§ Problem statement: Pull out all lines from the listing below in which the word "Rhys" appears.

§ Information:
= = = = = = =

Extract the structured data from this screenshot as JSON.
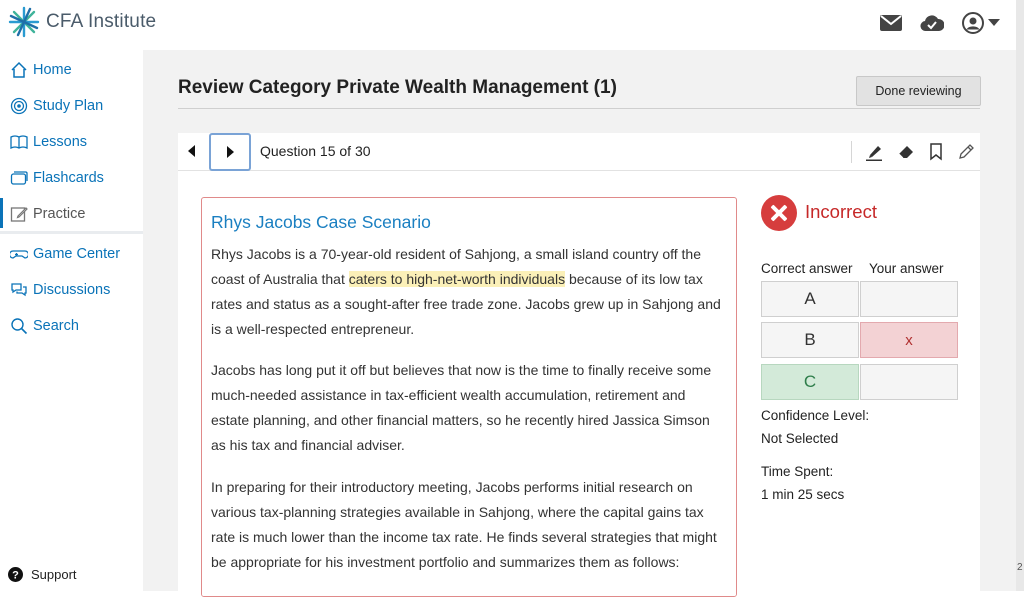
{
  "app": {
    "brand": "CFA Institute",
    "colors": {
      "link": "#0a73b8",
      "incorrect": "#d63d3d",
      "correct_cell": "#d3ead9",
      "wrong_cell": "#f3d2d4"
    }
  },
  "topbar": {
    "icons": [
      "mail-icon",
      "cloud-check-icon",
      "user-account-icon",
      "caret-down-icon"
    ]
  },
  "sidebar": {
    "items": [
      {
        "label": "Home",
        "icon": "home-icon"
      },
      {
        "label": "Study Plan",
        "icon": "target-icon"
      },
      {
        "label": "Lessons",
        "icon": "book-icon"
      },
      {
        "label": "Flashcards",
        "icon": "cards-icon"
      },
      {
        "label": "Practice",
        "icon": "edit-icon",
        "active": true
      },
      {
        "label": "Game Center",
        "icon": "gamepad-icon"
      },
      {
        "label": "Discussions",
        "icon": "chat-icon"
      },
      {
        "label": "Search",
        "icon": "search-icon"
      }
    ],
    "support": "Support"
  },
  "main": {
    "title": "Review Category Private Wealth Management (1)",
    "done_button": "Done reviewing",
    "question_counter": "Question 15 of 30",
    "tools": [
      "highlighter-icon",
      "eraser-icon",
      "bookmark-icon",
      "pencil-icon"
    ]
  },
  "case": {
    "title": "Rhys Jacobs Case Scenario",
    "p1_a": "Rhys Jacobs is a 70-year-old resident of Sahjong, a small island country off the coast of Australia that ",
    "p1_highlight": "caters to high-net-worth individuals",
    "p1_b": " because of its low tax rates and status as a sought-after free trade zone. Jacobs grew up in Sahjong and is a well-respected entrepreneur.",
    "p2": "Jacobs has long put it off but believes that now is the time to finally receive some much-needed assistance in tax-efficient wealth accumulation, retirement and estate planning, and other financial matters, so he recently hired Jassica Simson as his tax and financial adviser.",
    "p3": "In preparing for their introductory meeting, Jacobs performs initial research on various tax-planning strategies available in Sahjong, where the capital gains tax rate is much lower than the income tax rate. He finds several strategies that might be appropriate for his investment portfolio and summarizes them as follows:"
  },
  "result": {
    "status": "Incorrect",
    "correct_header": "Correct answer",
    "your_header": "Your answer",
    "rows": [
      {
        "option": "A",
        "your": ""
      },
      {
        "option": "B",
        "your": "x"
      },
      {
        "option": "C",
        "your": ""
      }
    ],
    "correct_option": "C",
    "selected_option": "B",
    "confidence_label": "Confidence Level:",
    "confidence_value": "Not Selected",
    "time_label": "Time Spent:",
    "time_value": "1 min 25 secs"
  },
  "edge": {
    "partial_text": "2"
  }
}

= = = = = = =

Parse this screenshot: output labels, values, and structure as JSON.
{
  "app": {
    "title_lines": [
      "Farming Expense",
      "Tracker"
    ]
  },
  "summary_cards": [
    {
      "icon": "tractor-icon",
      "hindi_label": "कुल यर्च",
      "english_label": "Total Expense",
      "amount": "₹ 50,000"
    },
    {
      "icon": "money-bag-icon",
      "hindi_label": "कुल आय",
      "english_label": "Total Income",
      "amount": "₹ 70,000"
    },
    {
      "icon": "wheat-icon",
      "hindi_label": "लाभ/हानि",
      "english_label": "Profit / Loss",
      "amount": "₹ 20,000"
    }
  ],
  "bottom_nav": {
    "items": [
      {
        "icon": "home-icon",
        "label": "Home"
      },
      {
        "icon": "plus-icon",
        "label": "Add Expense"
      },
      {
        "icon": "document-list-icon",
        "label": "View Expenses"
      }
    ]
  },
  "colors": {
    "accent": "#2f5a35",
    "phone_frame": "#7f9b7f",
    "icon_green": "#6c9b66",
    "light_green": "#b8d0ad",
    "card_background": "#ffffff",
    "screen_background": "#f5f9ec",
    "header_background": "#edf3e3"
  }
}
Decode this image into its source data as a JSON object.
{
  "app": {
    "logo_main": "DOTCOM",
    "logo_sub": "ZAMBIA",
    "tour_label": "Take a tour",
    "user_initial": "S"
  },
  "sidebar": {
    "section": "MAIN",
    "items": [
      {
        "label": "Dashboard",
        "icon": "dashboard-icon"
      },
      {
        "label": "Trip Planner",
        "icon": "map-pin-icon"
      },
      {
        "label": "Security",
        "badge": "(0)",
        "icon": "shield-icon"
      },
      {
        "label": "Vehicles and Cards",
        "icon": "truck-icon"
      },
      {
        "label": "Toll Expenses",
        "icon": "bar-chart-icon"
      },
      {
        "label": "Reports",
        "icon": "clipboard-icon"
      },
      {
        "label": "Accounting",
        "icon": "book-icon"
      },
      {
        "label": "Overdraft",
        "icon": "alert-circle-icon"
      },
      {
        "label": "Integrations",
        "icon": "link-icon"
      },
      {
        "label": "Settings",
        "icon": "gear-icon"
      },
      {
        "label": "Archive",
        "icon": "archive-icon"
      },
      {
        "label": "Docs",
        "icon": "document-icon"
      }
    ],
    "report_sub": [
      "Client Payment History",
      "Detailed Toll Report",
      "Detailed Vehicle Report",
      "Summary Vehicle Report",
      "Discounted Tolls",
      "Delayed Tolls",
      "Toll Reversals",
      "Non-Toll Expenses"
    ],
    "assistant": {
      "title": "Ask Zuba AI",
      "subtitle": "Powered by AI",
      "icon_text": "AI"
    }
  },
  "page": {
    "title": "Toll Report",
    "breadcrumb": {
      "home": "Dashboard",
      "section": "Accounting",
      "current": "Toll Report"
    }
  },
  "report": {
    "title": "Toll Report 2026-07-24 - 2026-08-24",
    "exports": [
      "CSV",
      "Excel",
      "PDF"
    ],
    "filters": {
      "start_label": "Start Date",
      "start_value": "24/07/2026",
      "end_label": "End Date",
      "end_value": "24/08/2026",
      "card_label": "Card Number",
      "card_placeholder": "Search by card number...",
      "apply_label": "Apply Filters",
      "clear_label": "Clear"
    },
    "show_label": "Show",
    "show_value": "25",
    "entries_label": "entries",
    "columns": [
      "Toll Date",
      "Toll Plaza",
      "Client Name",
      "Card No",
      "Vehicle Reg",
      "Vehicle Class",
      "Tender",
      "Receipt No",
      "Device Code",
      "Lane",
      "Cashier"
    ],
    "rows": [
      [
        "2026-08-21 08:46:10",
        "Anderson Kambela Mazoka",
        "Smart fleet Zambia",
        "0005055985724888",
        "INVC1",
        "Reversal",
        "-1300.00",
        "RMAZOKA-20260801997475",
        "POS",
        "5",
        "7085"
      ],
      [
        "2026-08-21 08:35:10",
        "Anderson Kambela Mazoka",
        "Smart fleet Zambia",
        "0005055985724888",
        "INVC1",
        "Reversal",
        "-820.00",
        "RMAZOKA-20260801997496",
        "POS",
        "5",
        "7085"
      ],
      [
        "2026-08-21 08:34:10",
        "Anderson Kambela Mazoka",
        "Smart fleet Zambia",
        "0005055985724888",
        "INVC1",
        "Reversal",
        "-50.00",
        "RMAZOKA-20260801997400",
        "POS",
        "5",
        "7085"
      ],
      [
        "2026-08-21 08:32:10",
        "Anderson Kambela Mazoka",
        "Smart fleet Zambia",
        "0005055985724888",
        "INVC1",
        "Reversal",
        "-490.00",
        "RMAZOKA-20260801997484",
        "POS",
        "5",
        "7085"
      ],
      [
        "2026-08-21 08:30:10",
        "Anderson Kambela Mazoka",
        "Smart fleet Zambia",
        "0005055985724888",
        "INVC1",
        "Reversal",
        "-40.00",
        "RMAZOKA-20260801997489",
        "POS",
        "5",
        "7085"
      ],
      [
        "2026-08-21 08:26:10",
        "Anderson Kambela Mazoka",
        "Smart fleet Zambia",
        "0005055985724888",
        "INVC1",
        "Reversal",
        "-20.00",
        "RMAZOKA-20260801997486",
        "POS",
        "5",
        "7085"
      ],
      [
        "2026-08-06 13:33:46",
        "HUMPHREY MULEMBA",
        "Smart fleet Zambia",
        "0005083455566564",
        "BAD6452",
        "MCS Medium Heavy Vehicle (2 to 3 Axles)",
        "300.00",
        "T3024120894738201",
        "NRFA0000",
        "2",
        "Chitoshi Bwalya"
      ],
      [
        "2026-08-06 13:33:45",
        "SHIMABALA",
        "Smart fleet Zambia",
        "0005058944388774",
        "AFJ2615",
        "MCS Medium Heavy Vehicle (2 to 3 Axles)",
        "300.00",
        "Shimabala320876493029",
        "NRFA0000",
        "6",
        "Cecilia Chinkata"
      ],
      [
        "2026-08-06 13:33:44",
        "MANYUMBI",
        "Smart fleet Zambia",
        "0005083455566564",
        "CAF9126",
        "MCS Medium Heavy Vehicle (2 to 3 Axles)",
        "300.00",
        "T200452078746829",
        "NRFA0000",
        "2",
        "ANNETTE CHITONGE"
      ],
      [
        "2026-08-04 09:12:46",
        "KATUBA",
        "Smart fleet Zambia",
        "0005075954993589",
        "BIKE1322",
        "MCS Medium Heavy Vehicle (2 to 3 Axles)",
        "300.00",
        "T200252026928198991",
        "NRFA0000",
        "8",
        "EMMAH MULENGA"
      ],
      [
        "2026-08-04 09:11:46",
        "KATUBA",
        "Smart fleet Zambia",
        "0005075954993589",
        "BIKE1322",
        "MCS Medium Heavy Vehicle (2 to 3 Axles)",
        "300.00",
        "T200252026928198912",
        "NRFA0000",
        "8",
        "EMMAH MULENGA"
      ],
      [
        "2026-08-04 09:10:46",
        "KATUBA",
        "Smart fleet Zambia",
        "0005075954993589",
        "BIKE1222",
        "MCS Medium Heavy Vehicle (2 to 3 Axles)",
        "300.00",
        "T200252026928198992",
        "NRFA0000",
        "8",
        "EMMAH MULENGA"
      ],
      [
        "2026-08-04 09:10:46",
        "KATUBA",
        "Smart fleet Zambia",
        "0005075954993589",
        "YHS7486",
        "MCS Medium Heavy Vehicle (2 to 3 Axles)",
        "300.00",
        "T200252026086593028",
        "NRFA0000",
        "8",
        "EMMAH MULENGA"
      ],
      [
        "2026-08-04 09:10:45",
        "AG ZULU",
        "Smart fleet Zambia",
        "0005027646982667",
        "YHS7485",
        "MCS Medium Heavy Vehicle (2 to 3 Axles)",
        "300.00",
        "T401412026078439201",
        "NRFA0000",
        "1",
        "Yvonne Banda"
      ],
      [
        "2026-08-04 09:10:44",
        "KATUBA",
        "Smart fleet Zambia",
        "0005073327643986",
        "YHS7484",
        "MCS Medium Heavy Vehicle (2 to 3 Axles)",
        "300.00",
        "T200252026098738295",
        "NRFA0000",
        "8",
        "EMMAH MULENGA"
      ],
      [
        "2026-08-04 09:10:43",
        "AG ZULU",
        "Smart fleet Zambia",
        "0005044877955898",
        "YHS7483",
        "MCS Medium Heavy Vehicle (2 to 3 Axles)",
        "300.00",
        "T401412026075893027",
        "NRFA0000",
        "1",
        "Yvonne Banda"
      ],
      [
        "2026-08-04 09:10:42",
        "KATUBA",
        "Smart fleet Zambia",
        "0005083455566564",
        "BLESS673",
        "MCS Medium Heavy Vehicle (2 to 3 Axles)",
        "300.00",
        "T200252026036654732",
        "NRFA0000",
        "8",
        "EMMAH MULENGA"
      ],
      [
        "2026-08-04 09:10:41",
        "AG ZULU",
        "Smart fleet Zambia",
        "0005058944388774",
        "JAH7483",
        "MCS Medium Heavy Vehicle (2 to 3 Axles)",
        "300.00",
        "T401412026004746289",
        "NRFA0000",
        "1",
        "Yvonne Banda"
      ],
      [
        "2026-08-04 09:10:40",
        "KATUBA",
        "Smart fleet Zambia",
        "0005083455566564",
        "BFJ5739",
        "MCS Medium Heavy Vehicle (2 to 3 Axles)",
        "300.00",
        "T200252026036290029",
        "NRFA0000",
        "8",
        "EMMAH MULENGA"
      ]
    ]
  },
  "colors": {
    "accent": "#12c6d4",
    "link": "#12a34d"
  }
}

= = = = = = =

§ The answer:
    "title": "Rhys Jacobs Case Scenario",
    "p1_a": "Rhys Jacobs is a 70-year-old resident of Sahjong, a small island country off the coast of Australia that ",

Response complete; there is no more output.